Website and app data records
^^^^^^^^^^^^^^^^
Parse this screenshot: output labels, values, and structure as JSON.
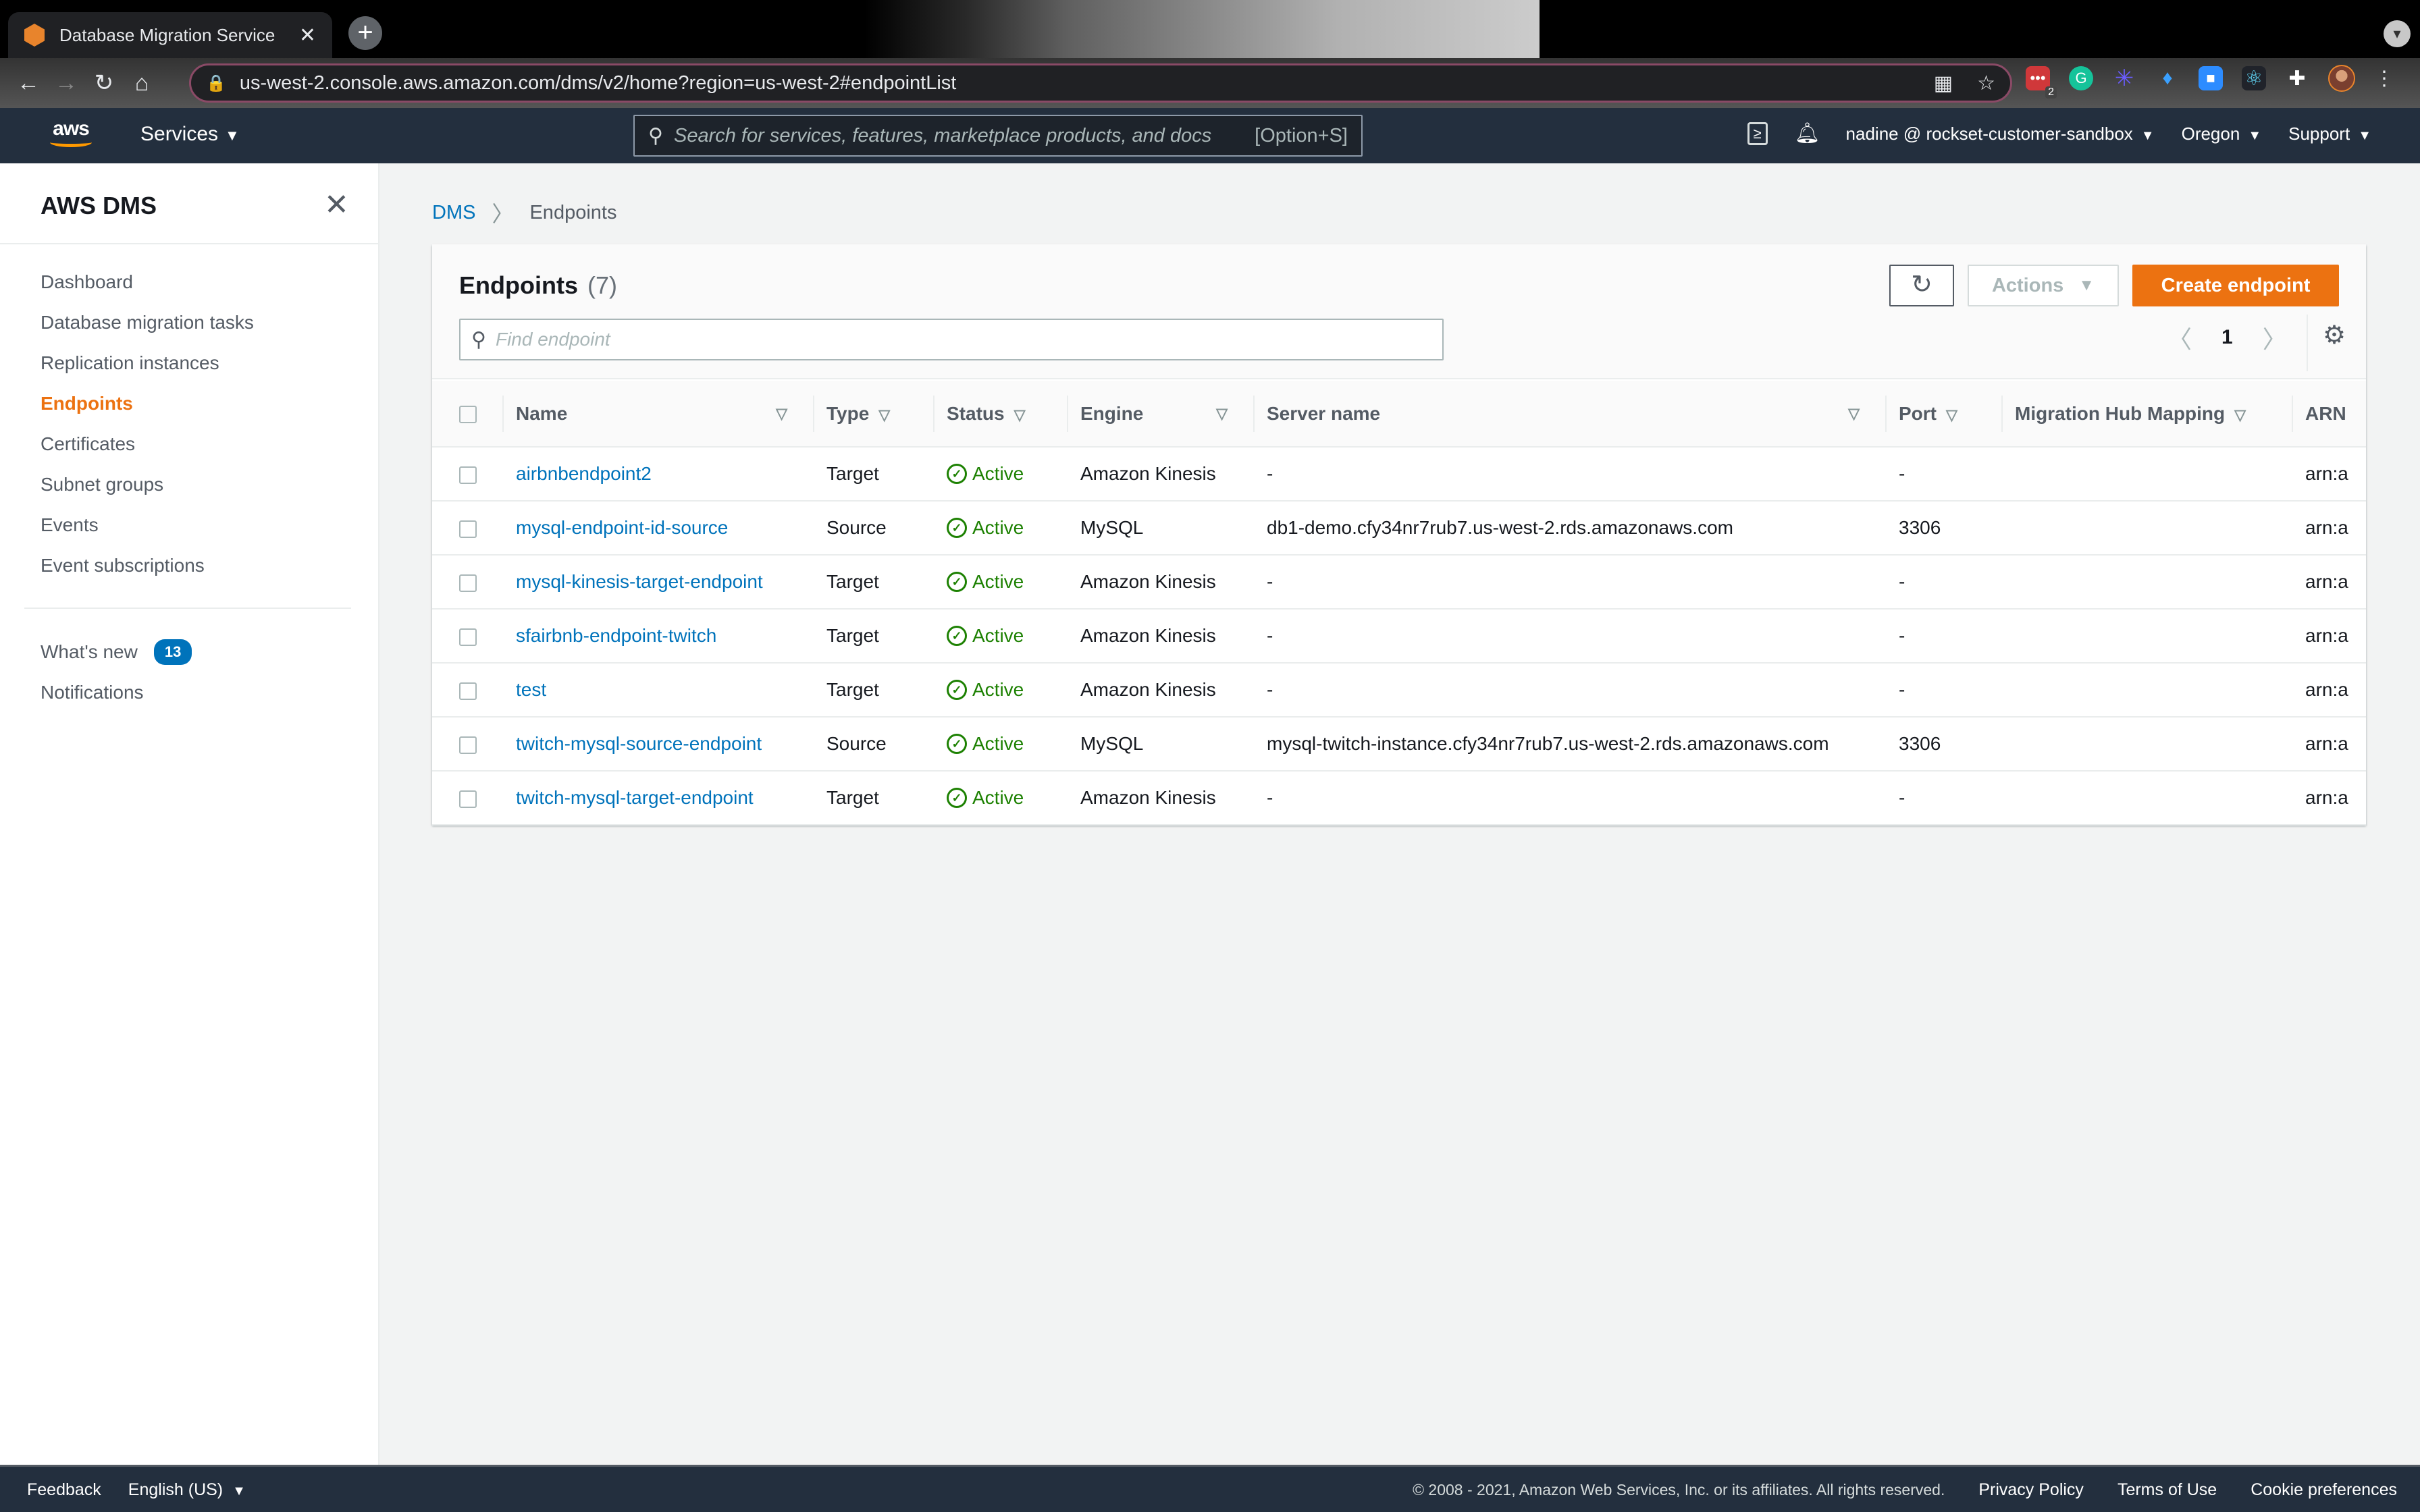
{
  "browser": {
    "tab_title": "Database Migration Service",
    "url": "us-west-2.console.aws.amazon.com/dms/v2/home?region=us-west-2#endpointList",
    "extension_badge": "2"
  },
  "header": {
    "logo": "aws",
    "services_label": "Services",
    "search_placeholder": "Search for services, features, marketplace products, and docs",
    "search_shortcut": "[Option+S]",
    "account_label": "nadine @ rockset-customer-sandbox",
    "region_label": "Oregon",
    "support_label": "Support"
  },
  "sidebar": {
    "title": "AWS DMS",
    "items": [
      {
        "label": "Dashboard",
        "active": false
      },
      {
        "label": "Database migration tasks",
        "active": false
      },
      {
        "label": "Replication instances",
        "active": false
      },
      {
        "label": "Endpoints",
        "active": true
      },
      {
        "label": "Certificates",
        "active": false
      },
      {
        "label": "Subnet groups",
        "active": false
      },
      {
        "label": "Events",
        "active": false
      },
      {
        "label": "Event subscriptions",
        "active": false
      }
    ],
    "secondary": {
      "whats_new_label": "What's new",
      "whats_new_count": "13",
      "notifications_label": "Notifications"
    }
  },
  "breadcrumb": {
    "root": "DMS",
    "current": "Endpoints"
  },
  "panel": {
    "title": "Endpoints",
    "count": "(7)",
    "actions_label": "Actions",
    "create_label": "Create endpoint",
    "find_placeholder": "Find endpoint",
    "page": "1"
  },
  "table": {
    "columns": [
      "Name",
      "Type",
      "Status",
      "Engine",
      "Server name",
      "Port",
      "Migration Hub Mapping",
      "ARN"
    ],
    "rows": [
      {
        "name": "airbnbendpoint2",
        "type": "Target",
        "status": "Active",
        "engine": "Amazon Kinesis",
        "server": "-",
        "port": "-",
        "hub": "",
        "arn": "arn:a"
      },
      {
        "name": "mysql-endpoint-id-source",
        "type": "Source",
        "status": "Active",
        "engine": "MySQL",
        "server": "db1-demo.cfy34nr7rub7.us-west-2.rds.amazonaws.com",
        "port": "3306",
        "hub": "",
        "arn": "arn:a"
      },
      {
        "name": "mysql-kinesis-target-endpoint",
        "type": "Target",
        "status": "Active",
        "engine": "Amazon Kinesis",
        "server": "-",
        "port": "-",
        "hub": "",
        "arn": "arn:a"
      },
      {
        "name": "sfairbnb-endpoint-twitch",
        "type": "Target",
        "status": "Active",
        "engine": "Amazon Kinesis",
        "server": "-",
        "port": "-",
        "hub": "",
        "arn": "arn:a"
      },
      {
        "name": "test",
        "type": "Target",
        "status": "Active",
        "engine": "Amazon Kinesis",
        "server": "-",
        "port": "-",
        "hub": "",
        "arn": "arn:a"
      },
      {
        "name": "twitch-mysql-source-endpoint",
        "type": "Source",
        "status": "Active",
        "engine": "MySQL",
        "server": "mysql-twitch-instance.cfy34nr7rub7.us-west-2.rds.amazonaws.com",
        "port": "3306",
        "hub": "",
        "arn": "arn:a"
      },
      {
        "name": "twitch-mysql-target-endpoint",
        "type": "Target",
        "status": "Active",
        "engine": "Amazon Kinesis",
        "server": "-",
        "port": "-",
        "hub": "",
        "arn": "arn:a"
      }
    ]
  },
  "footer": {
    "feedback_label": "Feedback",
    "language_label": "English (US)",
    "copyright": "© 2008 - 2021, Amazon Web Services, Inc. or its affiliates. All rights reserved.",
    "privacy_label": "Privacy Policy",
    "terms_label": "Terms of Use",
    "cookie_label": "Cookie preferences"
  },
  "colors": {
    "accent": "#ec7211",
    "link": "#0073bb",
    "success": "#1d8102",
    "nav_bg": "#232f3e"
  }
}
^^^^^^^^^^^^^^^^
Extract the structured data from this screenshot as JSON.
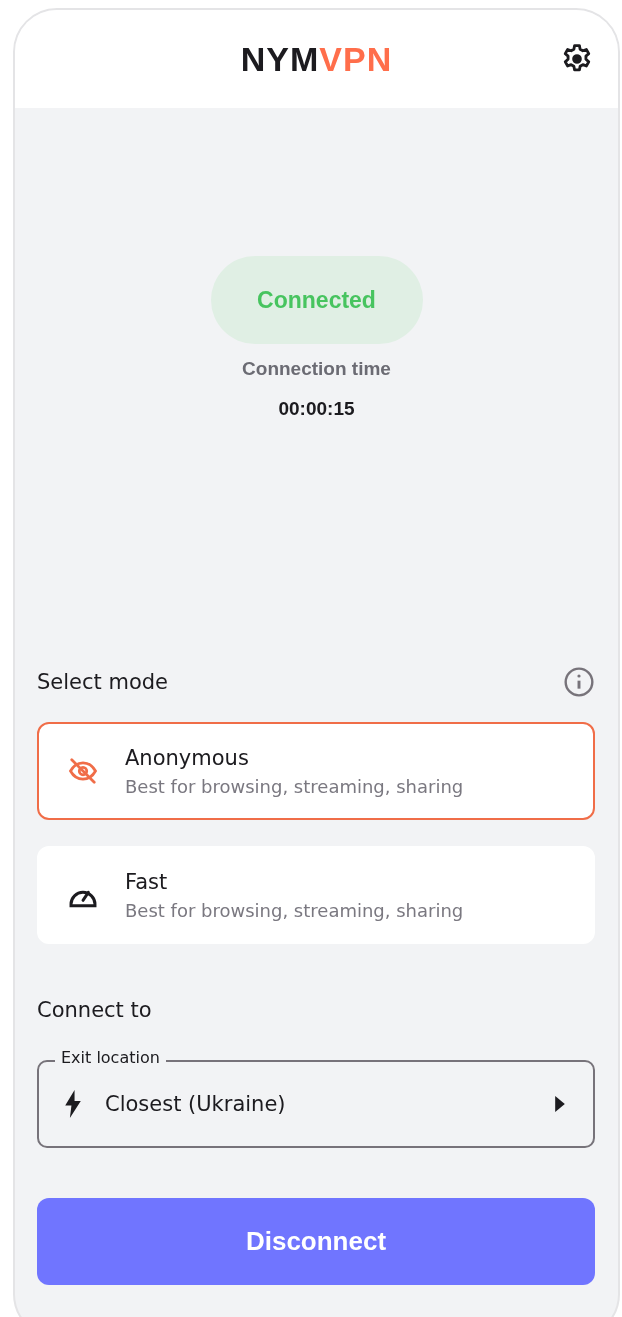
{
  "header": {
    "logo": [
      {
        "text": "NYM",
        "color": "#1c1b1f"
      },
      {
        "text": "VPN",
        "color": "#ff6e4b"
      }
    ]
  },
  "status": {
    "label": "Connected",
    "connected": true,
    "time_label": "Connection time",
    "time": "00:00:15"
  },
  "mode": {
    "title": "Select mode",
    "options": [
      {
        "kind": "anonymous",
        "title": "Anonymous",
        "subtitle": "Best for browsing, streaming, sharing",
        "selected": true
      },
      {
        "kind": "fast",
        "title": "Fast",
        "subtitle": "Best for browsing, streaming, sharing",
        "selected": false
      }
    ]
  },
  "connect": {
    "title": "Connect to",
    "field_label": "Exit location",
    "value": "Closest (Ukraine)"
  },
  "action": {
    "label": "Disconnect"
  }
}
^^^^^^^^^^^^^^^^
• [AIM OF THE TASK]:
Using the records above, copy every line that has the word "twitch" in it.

• [ANSWER TO THIS TASK]:
        "name": "sfairbnb-endpoint-twitch",
        "name": "twitch-mysql-source-endpoint",
        "server": "mysql-twitch-instance.cfy34nr7rub7.us-west-2.rds.amazonaws.com",
        "name": "twitch-mysql-target-endpoint",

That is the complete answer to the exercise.